|Cooperative Classification||Y10T307/735, Y10T307/625, H02J9/062, Y10T307/615|
|Mar 14, 1988||AS||Assignment|
Owner name: RTE/DELTEC CORPORATION, A CA. CORP.
Free format text: ASSIGNMENT OF ASSIGNORS INTEREST.;ASSIGNOR:GUPTA, SURESH;REEL/FRAME:004840/0353
Effective date: 19870323
Owner name: RTE/DELTEC CORPORATION, A CA. CORP.,CALIFORNIA
Free format text: ASSIGNMENT OF ASSIGNORS INTEREST;ASSIGNOR:GUPTA, SURESH;REEL/FRAME:004840/0353
Effective date: 19870323
|Nov 18, 1988||AS||Assignment|
Owner name: COOPER POWER ACQUISITION COMPANY, A CORP. OF DE
Free format text: MERGER;ASSIGNOR:RTE CORPORATION;REEL/FRAME:005077/0379

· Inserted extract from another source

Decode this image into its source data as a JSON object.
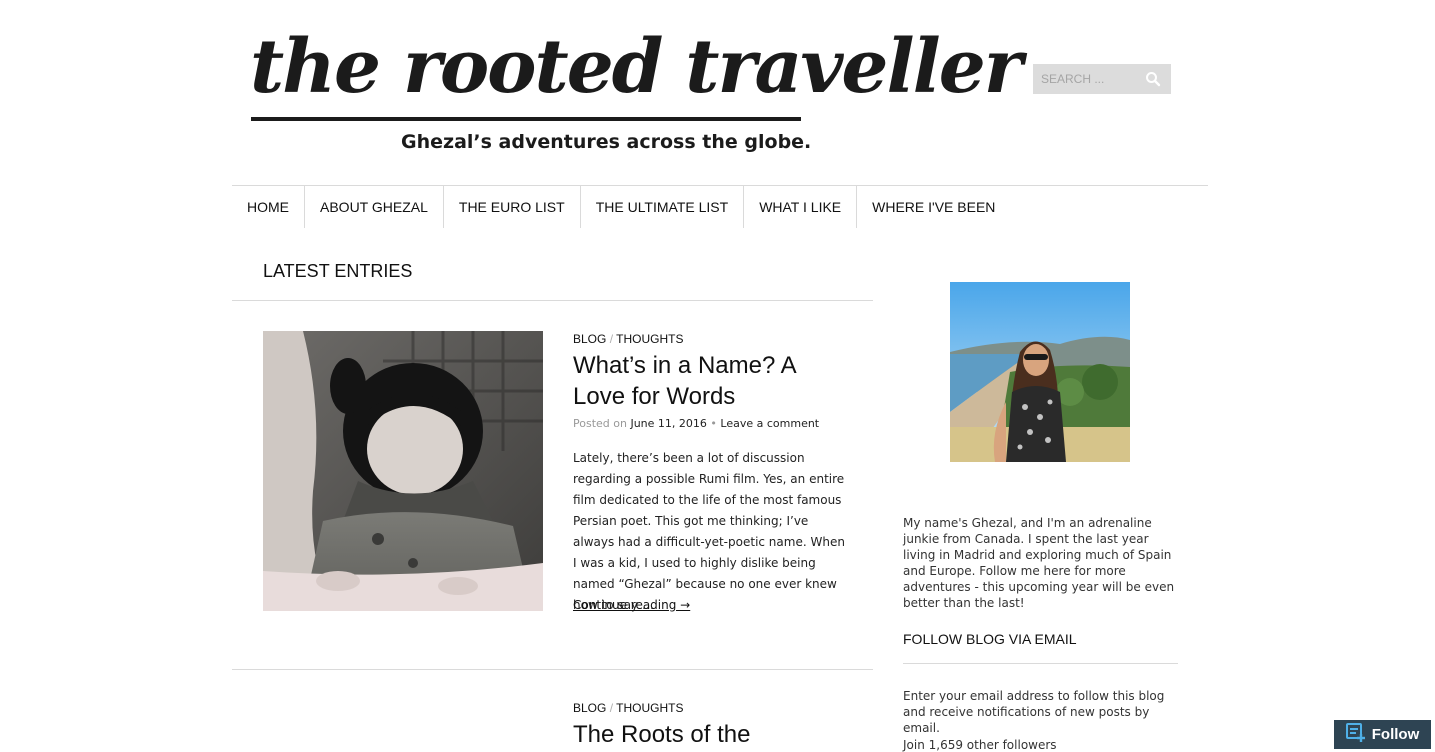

Effective date: 19880725
Owner name: COOPER POWER SYSTEMS, INC.,, STATELESS
Free format text: CHANGE OF NAME;ASSIGNOR:COOPER POWER ACQUISTION COMPANY;REEL/FRAME:005060/0052
Effective date: 19881114
|Oct 30, 1991||FPAY||Fee payment|
Year of fee payment: 4
|Sep 25, 1995||FPAY||Fee payment|
Year of fee payment: 8
|Dec 17, 1996||AS||Assignment|
Owner name: EXIDE ELECTRONICS GROUP, INC., NORTH CAROLINA
Free format text: ASSIGNMENT OF ASSIGNORS INTEREST;ASSIGNOR:RTE DELTEC CORPORATION;REEL/FRAME:008274/0183
Effective date: 19961202
|Nov 22, 1999||FPAY||Fee payment|
Year of fee payment: 12
|Mar 12, 2001||AS||Assignment|
|Jun 18, 2001||AS||Assignment|